In 1998, a small group of California engineers developed bicycle components and called the company TruVativ. Six years later, the mighty SRAM purchased the San Luis Obispo company, followed by the company’s introduction of its Rival, then Force, then Red road group sets. We were in the area for a Zipp 30 Course wheel introduction, so on the way out of town we toured the new SRAM lab, a brand-new 20,000-square foot facility across from the SLO airport, about a mile down the road from the original 8,600-square foot building. Thirty employees—engineers, lab technicians, marketing, public relations and machine shop wizards—share a custom work space which might be the envy of the industry.
The SRAM SLO lab is where drivetrain components, seat posts, cranksets, handlebars and stems are developed, prototyped, and tested until failure. It’s in the early stages of development, and we weren’t able to take photos of the early development stuff, but one thing stood out: engineers have the equipment necessary to create a carbon prototype crankset in-house and have it on the stress test machines the next day, a process that just a few years ago would take months.
And yes, SRAM breaks a lot of stuff. They break stuff so you don’t have to!
And with the recent introduction of its expanded 1x drivetrain platform, it was cool to watch their chainline test, which took cross chaining to the extreme.
Shifting and all it encompasses includes too many variables for a feeble-minded journalist to count, but SRAM built its own test mule to cover all possibilities.
Zipp brand manager Declan Doyle—based in Indianapolis—hails from the Emerald Isle, and was pleased to see a conference room named in his honor.

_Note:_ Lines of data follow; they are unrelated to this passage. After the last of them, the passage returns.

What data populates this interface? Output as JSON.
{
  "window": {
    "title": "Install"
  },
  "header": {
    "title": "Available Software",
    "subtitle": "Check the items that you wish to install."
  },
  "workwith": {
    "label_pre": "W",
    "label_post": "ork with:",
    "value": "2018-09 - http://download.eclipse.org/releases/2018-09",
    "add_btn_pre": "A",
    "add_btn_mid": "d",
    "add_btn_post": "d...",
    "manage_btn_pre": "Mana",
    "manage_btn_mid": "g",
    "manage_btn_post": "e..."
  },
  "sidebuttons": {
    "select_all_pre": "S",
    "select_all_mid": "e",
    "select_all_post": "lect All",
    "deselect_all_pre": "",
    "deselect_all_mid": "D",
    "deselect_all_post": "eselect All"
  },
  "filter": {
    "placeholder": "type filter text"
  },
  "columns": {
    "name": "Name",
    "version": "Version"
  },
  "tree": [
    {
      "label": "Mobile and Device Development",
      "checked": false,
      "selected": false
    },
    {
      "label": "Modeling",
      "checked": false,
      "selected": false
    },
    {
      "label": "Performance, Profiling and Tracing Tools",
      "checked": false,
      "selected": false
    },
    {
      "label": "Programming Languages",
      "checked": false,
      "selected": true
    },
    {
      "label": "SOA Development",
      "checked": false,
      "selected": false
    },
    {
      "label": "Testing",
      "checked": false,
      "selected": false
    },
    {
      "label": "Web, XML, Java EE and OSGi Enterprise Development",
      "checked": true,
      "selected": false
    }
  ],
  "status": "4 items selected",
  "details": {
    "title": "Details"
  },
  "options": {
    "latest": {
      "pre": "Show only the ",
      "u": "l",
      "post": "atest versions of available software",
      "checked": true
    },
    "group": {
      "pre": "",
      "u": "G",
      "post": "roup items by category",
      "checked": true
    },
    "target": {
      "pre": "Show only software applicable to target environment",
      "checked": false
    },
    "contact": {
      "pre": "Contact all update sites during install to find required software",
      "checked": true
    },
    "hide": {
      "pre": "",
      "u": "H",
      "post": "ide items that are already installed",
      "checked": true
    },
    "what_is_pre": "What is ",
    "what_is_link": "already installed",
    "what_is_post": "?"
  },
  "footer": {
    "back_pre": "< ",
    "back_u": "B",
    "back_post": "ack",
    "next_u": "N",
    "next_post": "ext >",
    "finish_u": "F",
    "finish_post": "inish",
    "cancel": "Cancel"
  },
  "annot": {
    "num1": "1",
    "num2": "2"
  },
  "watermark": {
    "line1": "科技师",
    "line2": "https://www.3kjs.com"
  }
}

This man gets to build prototypes, and has the world-class equipment to play with every day. Can’t wait to see how his workspace evolves over the next few months.
Click the magnifying glass to enlarge photos: